In order to make this intelligible to people from different corners of the country, the announcement was repeated in several Indian regional languages. Soon after that, the actual demolition task was undertaken.

Now the latest order of the Supreme Court makes it pretty evident that there was a conspiracy behind the whole operation. Whether BJP bigwigs –Advani, Joshi, Bharati, Vinay Katiyar, Sadhvi Rithambara and Giriraj Kishore – were part of the criminal conspiracy is a question the apex court wants to be ascertained by the trial court.

Two other key accused – Ashok Singhal and Vishnu Hari Dalmia – both top VHP leaders are dead, while proceedings against former UP chief minister Kalyan Singh cannot be re-opened as he is currently the governor of Rajasthan.

However, by transferring the cases of these VIPs to the same court where the lesser mortals accused of the demolition were being tried, the Supreme Court has made it loud and clear that no one irrespective of status is to be accorded any special treatment.

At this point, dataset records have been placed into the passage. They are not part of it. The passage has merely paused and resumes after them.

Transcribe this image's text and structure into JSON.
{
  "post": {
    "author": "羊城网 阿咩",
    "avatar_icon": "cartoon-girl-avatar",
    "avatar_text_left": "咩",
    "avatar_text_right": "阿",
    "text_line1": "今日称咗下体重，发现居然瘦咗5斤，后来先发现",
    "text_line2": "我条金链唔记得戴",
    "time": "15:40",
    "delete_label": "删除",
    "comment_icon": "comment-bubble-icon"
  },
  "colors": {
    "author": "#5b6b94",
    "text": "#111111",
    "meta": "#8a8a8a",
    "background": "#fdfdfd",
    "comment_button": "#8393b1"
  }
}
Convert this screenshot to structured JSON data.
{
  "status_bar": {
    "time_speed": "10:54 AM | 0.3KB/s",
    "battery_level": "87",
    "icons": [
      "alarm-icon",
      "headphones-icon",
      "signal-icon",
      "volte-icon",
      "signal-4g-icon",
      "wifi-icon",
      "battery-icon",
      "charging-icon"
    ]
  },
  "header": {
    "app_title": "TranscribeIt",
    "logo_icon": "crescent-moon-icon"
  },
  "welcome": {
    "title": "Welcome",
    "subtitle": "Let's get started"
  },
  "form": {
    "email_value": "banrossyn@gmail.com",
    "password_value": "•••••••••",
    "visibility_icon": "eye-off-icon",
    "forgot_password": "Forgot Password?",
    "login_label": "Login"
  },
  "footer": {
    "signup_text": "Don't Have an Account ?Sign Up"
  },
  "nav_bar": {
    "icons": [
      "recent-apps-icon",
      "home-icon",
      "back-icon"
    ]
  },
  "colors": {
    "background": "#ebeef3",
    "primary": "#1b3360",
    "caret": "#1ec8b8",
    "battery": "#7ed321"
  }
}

The stern directives issued by the SC bench of Justice PC Ghose and Justice RF Nariman to ensure that the trial court judge is not transferred until the conclusion of the case, which is to be now heard on a day-to-day basis, has made it clear that the highest court of the land means business.

The apex court has also not left it to the discretion of the lower court to choose the option of starting the case afresh. Instead, the trial court will have to only take the case forward from where it has reached already.

Yet, the task may not be easy to accomplish in two years’ time that the Supreme Court has assigned. In all there are 49 accused in the two cases – 22 facing trial in Rae Bareli and 27 in Lucknow.

While one of the Rae Bareli accused died during the pendency of trial, five of the Lucknow accused have also passed away. More importantly, a large number of witnesses are yet to depose and be cross-examined.

While the Rae Bareli court, handling the top BJP leaders’ cases, had examined 57 of 131 witnesses listed by the CBI, the Lucknow court dealing with the trial of other accused has completed the examination of barely 195 of 895 witnesses.

According to a CBI source, the number of witnesses could be scaled down and only the important ones would be produced for examination. Sure enough, even that may be a tall order.